To operate several Ethernets (or other networks, once a driver is available), you have to split your network into subnets. Note that subnetting is required only if you have more than one broadcast network—point-to-point links don't count. For instance, if you have one Ethernet, and one or more SLIP links to the outside world, you don't need to subnet your network. This is explained in more detail in Chapter 7.
To accommodate the two Ethernets, the Brewery's network manager decides to use 8 bits of the host part as additional subnet bits. This leaves another 8 bits for the host part, allowing for 254 hosts on each of the subnets. She then assigns subnet number 1 to the brewery, and gives the winery number 2. Their respective network addresses are thus 172.16.1.0 and 172.16.2.0. The subnet mask is 255.255.255.0.
vlager, which is the gateway between the two networks, is assigned a host number of 1 on both of them, which gives it the IP addresses 172.16.1.1 and 172.16.2.1, respectively.
Note that in this example we are using a class B network to keep things simple, but a class C network would be more realistic. With the new networking code, subnetting is not limited to byte boundaries, so even a class C network may be split into several subnets. For instance, you could use two bits of the host part for the netmask, giving you 4 possible subnets with 64 hosts on each.

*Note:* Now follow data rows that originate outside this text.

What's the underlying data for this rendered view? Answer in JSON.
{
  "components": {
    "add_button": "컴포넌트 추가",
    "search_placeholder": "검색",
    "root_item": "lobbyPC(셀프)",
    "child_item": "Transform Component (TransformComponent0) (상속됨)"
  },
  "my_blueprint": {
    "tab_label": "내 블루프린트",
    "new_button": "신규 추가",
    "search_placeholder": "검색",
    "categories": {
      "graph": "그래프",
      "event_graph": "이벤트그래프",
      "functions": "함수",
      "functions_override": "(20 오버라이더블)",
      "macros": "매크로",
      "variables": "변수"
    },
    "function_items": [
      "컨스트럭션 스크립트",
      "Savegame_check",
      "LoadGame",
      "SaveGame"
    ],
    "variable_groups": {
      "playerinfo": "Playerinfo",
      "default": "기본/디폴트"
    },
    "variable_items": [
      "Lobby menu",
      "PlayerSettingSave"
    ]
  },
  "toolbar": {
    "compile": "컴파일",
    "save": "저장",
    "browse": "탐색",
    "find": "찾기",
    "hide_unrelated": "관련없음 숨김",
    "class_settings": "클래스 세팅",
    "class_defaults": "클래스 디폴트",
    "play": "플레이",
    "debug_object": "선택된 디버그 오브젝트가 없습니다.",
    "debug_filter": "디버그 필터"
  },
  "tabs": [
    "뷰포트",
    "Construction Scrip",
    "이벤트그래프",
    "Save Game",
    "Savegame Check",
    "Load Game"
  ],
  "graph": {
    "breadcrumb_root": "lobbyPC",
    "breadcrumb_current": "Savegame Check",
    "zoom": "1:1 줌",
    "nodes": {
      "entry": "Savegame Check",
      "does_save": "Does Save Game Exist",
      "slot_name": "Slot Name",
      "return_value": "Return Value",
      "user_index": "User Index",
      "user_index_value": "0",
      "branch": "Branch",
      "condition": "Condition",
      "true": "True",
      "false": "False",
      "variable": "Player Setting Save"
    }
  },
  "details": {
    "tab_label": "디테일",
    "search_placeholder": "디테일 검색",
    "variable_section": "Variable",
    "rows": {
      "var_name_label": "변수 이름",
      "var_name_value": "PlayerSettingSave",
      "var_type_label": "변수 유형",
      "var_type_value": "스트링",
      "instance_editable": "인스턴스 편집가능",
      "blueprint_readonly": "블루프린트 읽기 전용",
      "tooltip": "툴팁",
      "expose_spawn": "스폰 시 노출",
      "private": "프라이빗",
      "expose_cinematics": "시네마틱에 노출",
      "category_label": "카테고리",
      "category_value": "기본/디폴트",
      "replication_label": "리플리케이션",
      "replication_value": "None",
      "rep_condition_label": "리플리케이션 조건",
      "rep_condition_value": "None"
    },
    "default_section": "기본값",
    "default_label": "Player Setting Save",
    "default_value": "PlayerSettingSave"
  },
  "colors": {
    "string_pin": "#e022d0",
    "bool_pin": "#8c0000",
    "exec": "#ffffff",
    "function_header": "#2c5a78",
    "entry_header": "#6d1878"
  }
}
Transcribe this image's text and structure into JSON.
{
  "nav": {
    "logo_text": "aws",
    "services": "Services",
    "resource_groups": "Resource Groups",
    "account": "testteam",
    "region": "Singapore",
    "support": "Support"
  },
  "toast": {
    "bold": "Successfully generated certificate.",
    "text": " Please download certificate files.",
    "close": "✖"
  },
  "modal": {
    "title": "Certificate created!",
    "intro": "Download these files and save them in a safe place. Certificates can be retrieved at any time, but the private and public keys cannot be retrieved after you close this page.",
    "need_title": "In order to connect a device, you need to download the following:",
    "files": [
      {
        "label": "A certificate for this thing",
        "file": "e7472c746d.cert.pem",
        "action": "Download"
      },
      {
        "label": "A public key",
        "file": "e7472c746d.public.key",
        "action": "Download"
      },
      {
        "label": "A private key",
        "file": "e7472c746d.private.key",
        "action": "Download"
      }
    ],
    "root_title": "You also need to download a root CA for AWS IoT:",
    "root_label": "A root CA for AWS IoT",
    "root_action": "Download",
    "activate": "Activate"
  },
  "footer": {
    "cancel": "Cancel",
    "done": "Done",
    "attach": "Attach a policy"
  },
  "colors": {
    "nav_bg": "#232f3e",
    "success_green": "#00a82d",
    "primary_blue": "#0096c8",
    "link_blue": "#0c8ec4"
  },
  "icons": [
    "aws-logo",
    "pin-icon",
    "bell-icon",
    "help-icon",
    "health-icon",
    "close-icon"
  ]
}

The first number on each subnet is the subnetwork address, and the last number on each subnet is reserved as the broadcast address, so it's actually 62 hosts per subnet.